Winter roads are temporary highways carved out of snow and ice. They facilitate transportation to and from communities without permanent roads, and are commonly seen in isolated regions in Canada's north and in Russia.

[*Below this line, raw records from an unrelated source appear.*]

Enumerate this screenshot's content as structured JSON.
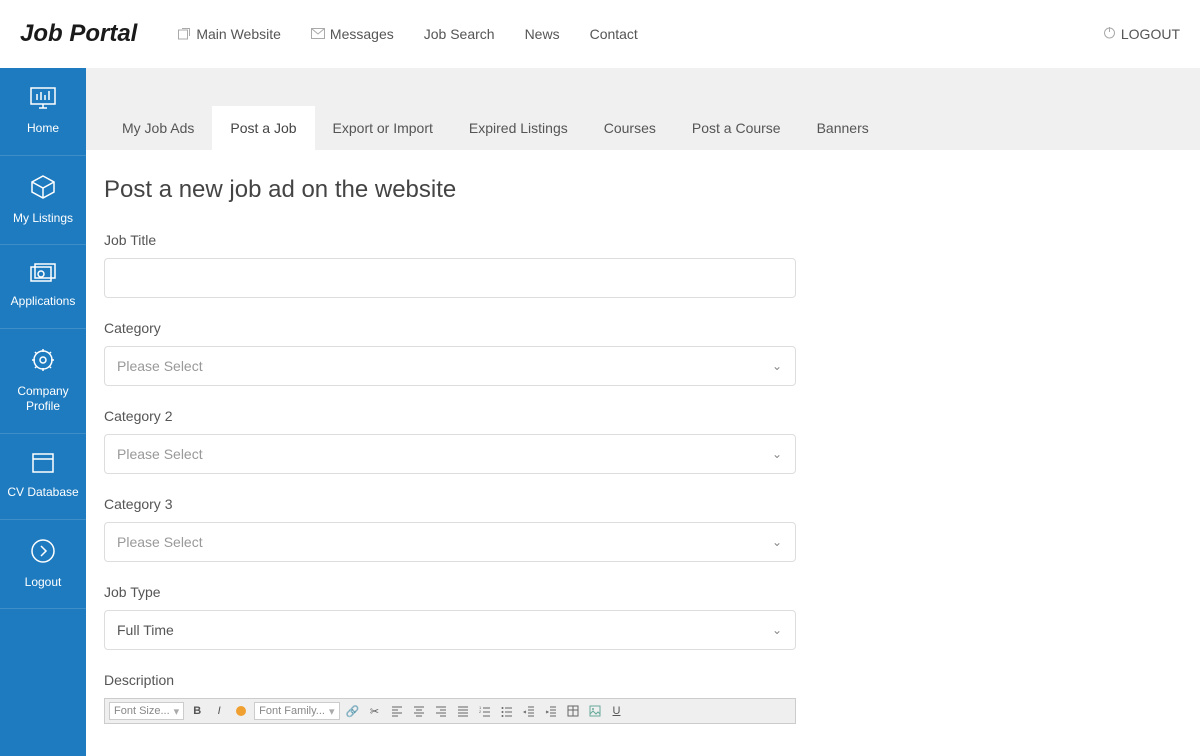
{
  "header": {
    "logo": "Job Portal",
    "nav": [
      {
        "label": "Main Website",
        "icon": "external"
      },
      {
        "label": "Messages",
        "icon": "mail"
      },
      {
        "label": "Job Search",
        "icon": ""
      },
      {
        "label": "News",
        "icon": ""
      },
      {
        "label": "Contact",
        "icon": ""
      }
    ],
    "logout": "LOGOUT"
  },
  "sidebar": {
    "items": [
      {
        "label": "Home"
      },
      {
        "label": "My Listings"
      },
      {
        "label": "Applications"
      },
      {
        "label": "Company Profile"
      },
      {
        "label": "CV Database"
      },
      {
        "label": "Logout"
      }
    ]
  },
  "tabs": {
    "items": [
      {
        "label": "My Job Ads"
      },
      {
        "label": "Post a Job"
      },
      {
        "label": "Export or Import"
      },
      {
        "label": "Expired Listings"
      },
      {
        "label": "Courses"
      },
      {
        "label": "Post a Course"
      },
      {
        "label": "Banners"
      }
    ],
    "active_index": 1
  },
  "form": {
    "title": "Post a new job ad on the website",
    "job_title_label": "Job Title",
    "job_title_value": "",
    "category_label": "Category",
    "category_value": "Please Select",
    "category2_label": "Category 2",
    "category2_value": "Please Select",
    "category3_label": "Category 3",
    "category3_value": "Please Select",
    "job_type_label": "Job Type",
    "job_type_value": "Full Time",
    "description_label": "Description"
  },
  "editor": {
    "font_size_label": "Font Size...",
    "font_family_label": "Font Family..."
  }
}
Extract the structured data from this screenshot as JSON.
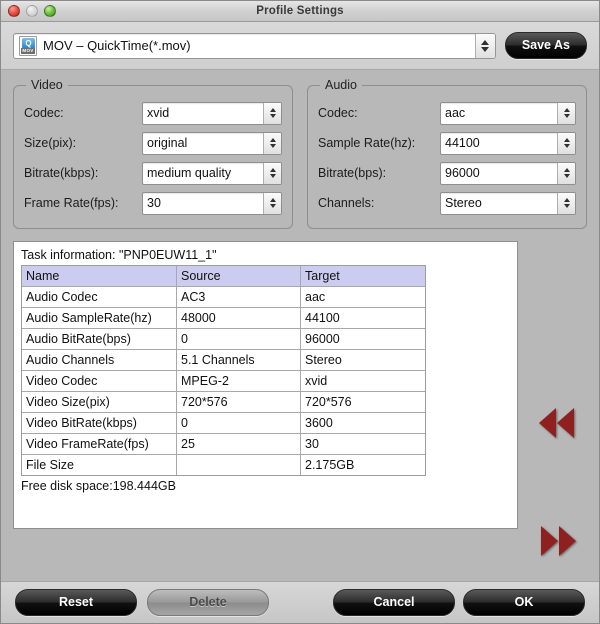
{
  "window": {
    "title": "Profile Settings",
    "controls": [
      {
        "name": "close",
        "color": "#e8544a"
      },
      {
        "name": "minimize",
        "color": "#d8d8d8"
      },
      {
        "name": "zoom",
        "color": "#6fc242"
      }
    ]
  },
  "topbar": {
    "format_icon": "quicktime-mov-file-icon",
    "format_icon_badge": "MOV",
    "format_icon_glyph": "Q",
    "format_value": "MOV – QuickTime(*.mov)",
    "save_as_label": "Save As"
  },
  "video": {
    "legend": "Video",
    "rows": [
      {
        "label": "Codec:",
        "value": "xvid"
      },
      {
        "label": "Size(pix):",
        "value": "original"
      },
      {
        "label": "Bitrate(kbps):",
        "value": "medium quality"
      },
      {
        "label": "Frame Rate(fps):",
        "value": "30"
      }
    ]
  },
  "audio": {
    "legend": "Audio",
    "rows": [
      {
        "label": "Codec:",
        "value": "aac"
      },
      {
        "label": "Sample Rate(hz):",
        "value": "44100"
      },
      {
        "label": "Bitrate(bps):",
        "value": "96000"
      },
      {
        "label": "Channels:",
        "value": "Stereo"
      }
    ]
  },
  "task": {
    "caption": "Task information: \"PNP0EUW11_1\"",
    "columns": [
      "Name",
      "Source",
      "Target"
    ],
    "header_bg": "#ccccf0",
    "rows": [
      [
        "Audio Codec",
        "AC3",
        "aac"
      ],
      [
        "Audio SampleRate(hz)",
        "48000",
        "44100"
      ],
      [
        "Audio BitRate(bps)",
        "0",
        "96000"
      ],
      [
        "Audio Channels",
        "5.1 Channels",
        "Stereo"
      ],
      [
        "Video Codec",
        "MPEG-2",
        "xvid"
      ],
      [
        "Video Size(pix)",
        "720*576",
        "720*576"
      ],
      [
        "Video BitRate(kbps)",
        "0",
        "3600"
      ],
      [
        "Video FrameRate(fps)",
        "25",
        "30"
      ],
      [
        "File Size",
        "",
        "2.175GB"
      ]
    ],
    "free_space": "Free disk space:198.444GB"
  },
  "nav": {
    "prev_icon": "double-arrow-left-icon",
    "next_icon": "double-arrow-right-icon",
    "arrow_color": "#8e2020"
  },
  "footer": {
    "reset_label": "Reset",
    "delete_label": "Delete",
    "cancel_label": "Cancel",
    "ok_label": "OK"
  }
}
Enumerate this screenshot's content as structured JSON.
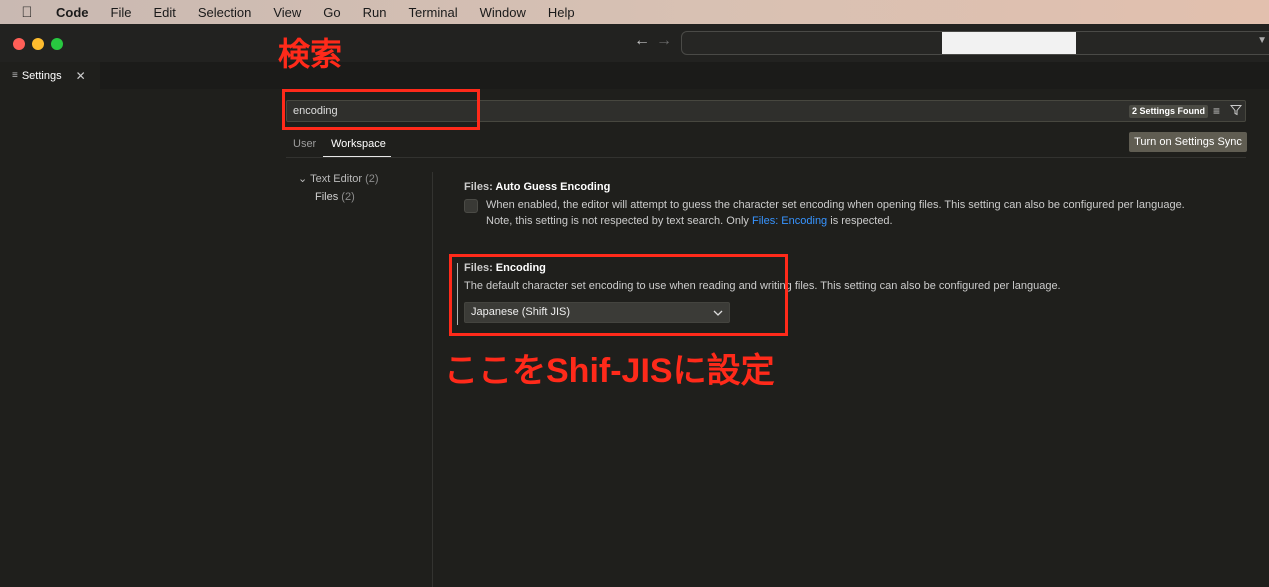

Winter roads enable goods to be brought into communities without permanent road access. In many of these communities, air transportation is used at other times of the year to bring in goods including food and supplies, but this can be prohibitively costly for bulky goods such as building supplies and heavy equipment. These roads are generally built in areas where construction of year-round roads is expensive due to many river crossings, and the presence of boggy muskeg land. When frozen in winter, these obstacles are easier to cross. These frozen highways are more economical than a full highway, and have less impact on the environment.[source]